There are lots of horse trainers.
Several hundred. From the smallest one man (or lady) bands. To vast strings with hundreds of horses with high-profile owners.
It's interesting how trainers vary in ability. Some big stables aren't very good and they usually fall by the way. Perhaps the talents of smaller trainers can be hidden. It doesn't take much ability to train a high-class horse to win a race. At least, less time and effort than a poor horse which is only going to win if placed with diligence. It must be so frustrating for talents trainers who aren't given the opportunity to show their worth. Waiting, hoping, dreaming of the day a good horse comes along to show they are as capable as the best. Just give me a chance?

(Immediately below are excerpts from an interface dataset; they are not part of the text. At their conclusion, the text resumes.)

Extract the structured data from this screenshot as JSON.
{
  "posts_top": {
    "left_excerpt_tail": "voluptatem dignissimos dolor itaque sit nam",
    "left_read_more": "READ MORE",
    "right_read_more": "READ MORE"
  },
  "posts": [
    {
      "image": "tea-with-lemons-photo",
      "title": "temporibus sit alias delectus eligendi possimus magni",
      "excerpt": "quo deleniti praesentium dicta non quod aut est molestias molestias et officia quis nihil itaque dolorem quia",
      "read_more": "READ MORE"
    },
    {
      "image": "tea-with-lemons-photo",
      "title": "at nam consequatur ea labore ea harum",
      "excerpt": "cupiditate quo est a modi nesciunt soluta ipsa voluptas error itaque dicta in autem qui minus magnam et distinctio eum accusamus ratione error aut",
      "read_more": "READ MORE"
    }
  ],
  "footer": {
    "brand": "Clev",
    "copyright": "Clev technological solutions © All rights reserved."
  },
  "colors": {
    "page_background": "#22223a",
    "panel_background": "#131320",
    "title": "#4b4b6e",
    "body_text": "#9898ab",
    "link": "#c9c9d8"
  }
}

The most brilliant aspect of training is that there will always be a memory of the best horse in their yard. It may be a 60-rated handicapper but he or she was the best.
Personally, I love to see a small trainer ruffle the feathers of big stables. To defy the odds and win when those odds looked unlikely, remote or forlorn. How sweet to watch your pride and joy cross the line first.

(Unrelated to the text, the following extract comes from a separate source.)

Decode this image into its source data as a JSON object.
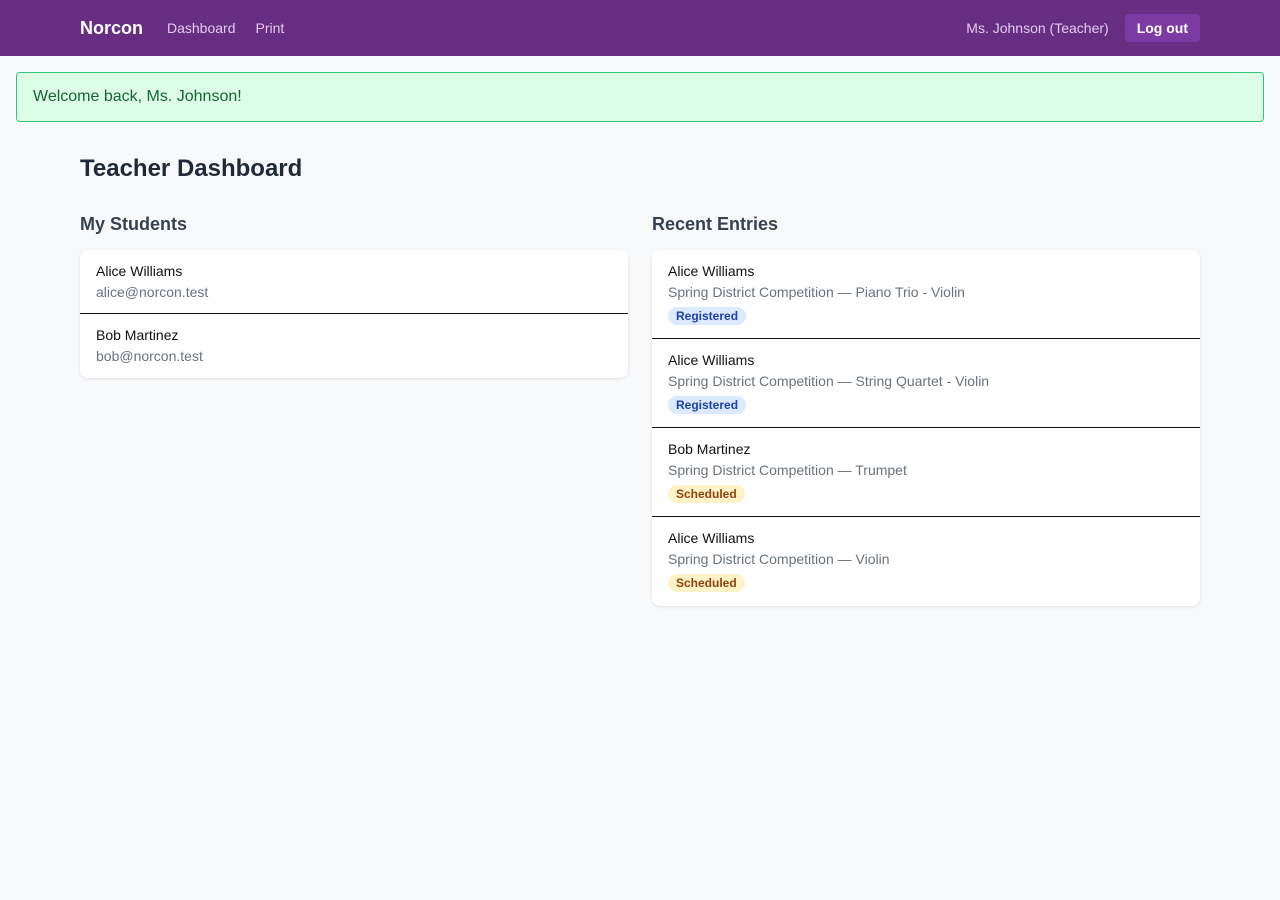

You know the best way to find a big priced winner?
Understand what makes a small stable tick. Do they have two-year-olds in their stable? If so, take a look to see their general standard. And then assess what identifies a better horse.
How do we identify a better horse?

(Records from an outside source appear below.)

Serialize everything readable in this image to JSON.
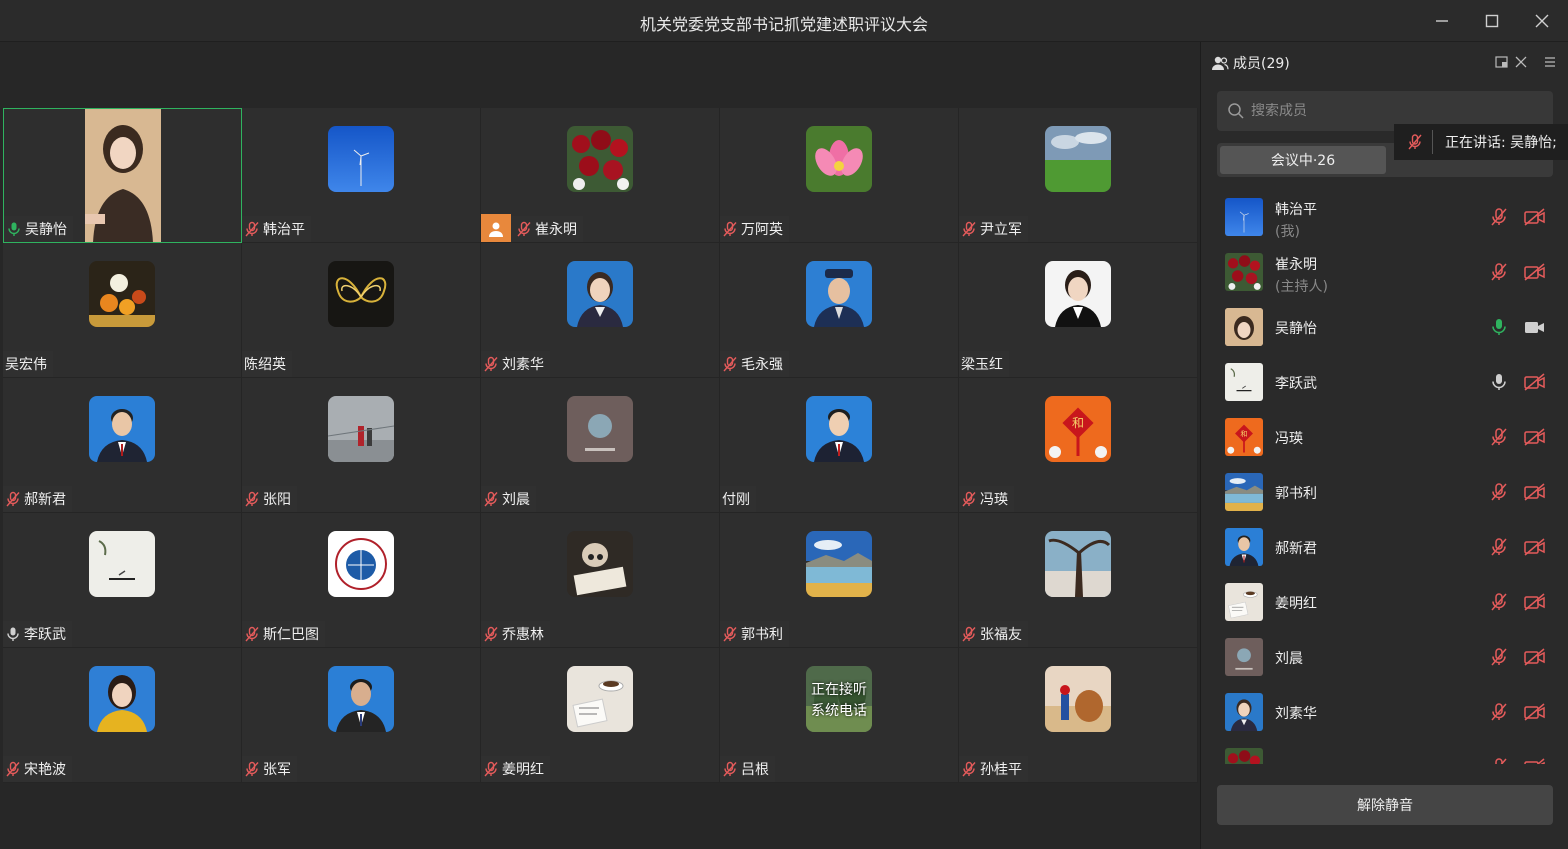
{
  "window": {
    "title": "机关党委党支部书记抓党建述职评议大会"
  },
  "tiles": [
    {
      "name": "吴静怡",
      "mic": "on",
      "art": "video",
      "active": true
    },
    {
      "name": "韩治平",
      "mic": "muted",
      "art": "sky"
    },
    {
      "name": "崔永明",
      "mic": "muted",
      "art": "flowers",
      "host": true
    },
    {
      "name": "万阿英",
      "mic": "muted",
      "art": "lotus"
    },
    {
      "name": "尹立军",
      "mic": "muted",
      "art": "field"
    },
    {
      "name": "吴宏伟",
      "mic": "none",
      "art": "fruit"
    },
    {
      "name": "陈绍英",
      "mic": "none",
      "art": "butterfly"
    },
    {
      "name": "刘素华",
      "mic": "muted",
      "art": "portrait-f"
    },
    {
      "name": "毛永强",
      "mic": "muted",
      "art": "police"
    },
    {
      "name": "梁玉红",
      "mic": "none",
      "art": "portrait-w"
    },
    {
      "name": "郝新君",
      "mic": "muted",
      "art": "portrait-m"
    },
    {
      "name": "张阳",
      "mic": "muted",
      "art": "walk"
    },
    {
      "name": "刘晨",
      "mic": "muted",
      "art": "card"
    },
    {
      "name": "付刚",
      "mic": "none",
      "art": "portrait-m2"
    },
    {
      "name": "冯瑛",
      "mic": "muted",
      "art": "knot"
    },
    {
      "name": "李跃武",
      "mic": "on-gray",
      "art": "ink"
    },
    {
      "name": "斯仁巴图",
      "mic": "muted",
      "art": "logo"
    },
    {
      "name": "乔惠林",
      "mic": "muted",
      "art": "child"
    },
    {
      "name": "郭书利",
      "mic": "muted",
      "art": "lake"
    },
    {
      "name": "张福友",
      "mic": "muted",
      "art": "tree"
    },
    {
      "name": "宋艳波",
      "mic": "muted",
      "art": "portrait-y"
    },
    {
      "name": "张军",
      "mic": "muted",
      "art": "portrait-m3"
    },
    {
      "name": "姜明红",
      "mic": "muted",
      "art": "coffee"
    },
    {
      "name": "吕根",
      "mic": "muted",
      "art": "phone",
      "overlay": "正在接听\n系统电话"
    },
    {
      "name": "孙桂平",
      "mic": "muted",
      "art": "camel"
    }
  ],
  "sidebar": {
    "title": "成员(29)",
    "search_placeholder": "搜索成员",
    "tab_active": "会议中·26",
    "speaking": "正在讲话: 吴静怡;",
    "unmute_label": "解除静音",
    "members": [
      {
        "name": "韩治平",
        "role": "(我)",
        "art": "sky",
        "mic": "muted",
        "cam": "off"
      },
      {
        "name": "崔永明",
        "role": "(主持人)",
        "art": "flowers",
        "mic": "muted",
        "cam": "off"
      },
      {
        "name": "吴静怡",
        "role": "",
        "art": "video",
        "mic": "on",
        "cam": "on"
      },
      {
        "name": "李跃武",
        "role": "",
        "art": "ink",
        "mic": "on-gray",
        "cam": "off"
      },
      {
        "name": "冯瑛",
        "role": "",
        "art": "knot",
        "mic": "muted",
        "cam": "off"
      },
      {
        "name": "郭书利",
        "role": "",
        "art": "lake",
        "mic": "muted",
        "cam": "off"
      },
      {
        "name": "郝新君",
        "role": "",
        "art": "portrait-m",
        "mic": "muted",
        "cam": "off"
      },
      {
        "name": "姜明红",
        "role": "",
        "art": "coffee",
        "mic": "muted",
        "cam": "off"
      },
      {
        "name": "刘晨",
        "role": "",
        "art": "card",
        "mic": "muted",
        "cam": "off"
      },
      {
        "name": "刘素华",
        "role": "",
        "art": "portrait-f",
        "mic": "muted",
        "cam": "off"
      },
      {
        "name": "",
        "role": "",
        "art": "flowers",
        "mic": "muted",
        "cam": "off"
      }
    ]
  },
  "colors": {
    "accent_green": "#2fb35f",
    "muted_red": "#e45b5b",
    "host_orange": "#e8883c"
  }
}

Note significant entries. These can be found by visiting the Racing Post Big Race Entries.